Adventures in GameBoy Emulation: Part 1

A Little Background

This is a short series I’ll be writing to document a GameBoy emulator that I’m working on (DMGe).

The project was created out of a merger between two projects.

WWGB: My own project.

ZGB: A project that I collaborated in on GitHub.

Now, I know that it’s been done time and time again. A new GameBoy emulator is nothing to get too excited about, but that’s not the point of this project. It’s a learning experience. Primarily, I want to learn more about embedded architecture, and you might learn something too by reading this series.

Why I Chose the GameBoy

Originally, I wrote a Chip8 emulator. This served as a great learning experience, but was by no means a good example of embedded system emulation. The Chip8 interpreter lacked a lot of things that are typical most bespoke computer systems. Namely the following:

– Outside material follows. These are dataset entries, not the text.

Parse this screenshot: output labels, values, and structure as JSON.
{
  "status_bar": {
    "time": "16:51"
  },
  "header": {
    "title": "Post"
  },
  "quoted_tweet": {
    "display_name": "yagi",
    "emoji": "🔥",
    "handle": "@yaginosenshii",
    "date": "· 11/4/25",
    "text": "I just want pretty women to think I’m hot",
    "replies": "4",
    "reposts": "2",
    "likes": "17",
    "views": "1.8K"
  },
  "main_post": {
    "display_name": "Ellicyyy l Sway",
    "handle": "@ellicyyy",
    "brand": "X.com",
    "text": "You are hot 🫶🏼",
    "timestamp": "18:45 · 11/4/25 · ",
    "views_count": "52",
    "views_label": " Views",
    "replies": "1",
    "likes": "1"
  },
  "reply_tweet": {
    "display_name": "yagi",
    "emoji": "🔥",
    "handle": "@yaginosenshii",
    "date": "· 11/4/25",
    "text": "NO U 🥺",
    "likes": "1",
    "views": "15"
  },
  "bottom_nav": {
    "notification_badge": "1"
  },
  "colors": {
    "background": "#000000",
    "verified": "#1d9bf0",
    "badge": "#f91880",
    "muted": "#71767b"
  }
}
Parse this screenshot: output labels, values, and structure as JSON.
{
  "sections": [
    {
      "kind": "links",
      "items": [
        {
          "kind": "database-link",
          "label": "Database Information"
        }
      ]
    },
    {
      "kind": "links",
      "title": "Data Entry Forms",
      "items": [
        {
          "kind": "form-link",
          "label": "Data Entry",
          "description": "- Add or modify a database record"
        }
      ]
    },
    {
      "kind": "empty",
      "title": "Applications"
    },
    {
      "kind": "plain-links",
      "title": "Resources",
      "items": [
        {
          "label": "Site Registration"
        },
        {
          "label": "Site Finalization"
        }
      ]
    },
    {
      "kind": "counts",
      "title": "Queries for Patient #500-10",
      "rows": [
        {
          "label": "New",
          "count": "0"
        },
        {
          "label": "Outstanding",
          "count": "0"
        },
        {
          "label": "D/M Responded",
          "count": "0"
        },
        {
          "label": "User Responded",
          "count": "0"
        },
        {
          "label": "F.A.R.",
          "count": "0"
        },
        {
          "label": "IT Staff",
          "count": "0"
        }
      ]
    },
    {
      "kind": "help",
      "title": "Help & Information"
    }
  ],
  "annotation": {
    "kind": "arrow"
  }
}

  • No real MMU or memory mapping.
  • No clock cycles/machine cycles or timing to consider (apart from 60Hz timers).
  • No interrupts.
  • Very limited opcode set.
  • No variable length instructions.

The GameBoy, on the other hand, has all of these things and a simple enough opcode set too. Another key area that interested me was the memory bank switching circuits for accessing all of the cartridge data within a 16-bit address space.

Research

Implementing an emulator is never an easy task. You’re essentially rebuilding a system from the ground up in most cases. The first place to start then is research. You have to know an awful lot about the system you’re planning to emulate before you even start to code.

I started out by finding what technical documentation I could on the Internet. Being such an old console, there is no lack of it. There has been plenty of time for people to reverse engineer the console and document it since its release. Links are included to my reference materials at the bottom of this post.

Key Points

These are the core parts of the GameBoy that I would have to consider in order to get started.

  • CPU – Custom Sharp Core (LR35902). Essentially an Intel 8080 variant that has some of the improvements introduced in the Z80 present. Two sets of opcodes. Those that are non-prefixed, and those that are prefixed with 0xCB. The 0xCB opcodes deal primarily with bit manipulation, while the others deal with typical processor operations such as load immediate, jump etc.
  • MMU – The GameBoy has a 16-bit address space, allowing for a total of 65535 bytes to be addressed, although in reality the console does not have this much memory to address. For example, reading from 0xC000 -> 0xE000 will return the same values as reading from 0xE000 -> 0xFE00 as the internal 8kB of RAM is mirrored in both these locations. It also possesses specific locations for switchable ROM and RAM banks, VRAM, sprite attribute memory, interrupts and general I/O.

Things like graphics and sound I decided to leave for a later date. They’re nice, but I wanted to get the CPU core up and running as soon as possible, but that’ll be continued in the next part.

References

GameBoy CPU Manual

Wikipedia

GameBoy Opcodes

Advertisements

Leave a Reply

Fill in your details below or click an icon to log in:

WordPress.com Logo

You are commenting using your WordPress.com account. Log Out / Change )

Twitter picture

You are commenting using your Twitter account. Log Out / Change )

Facebook photo

You are commenting using your Facebook account. Log Out / Change )

Google+ photo

You are commenting using your Google+ account. Log Out / Change )

Connecting to %s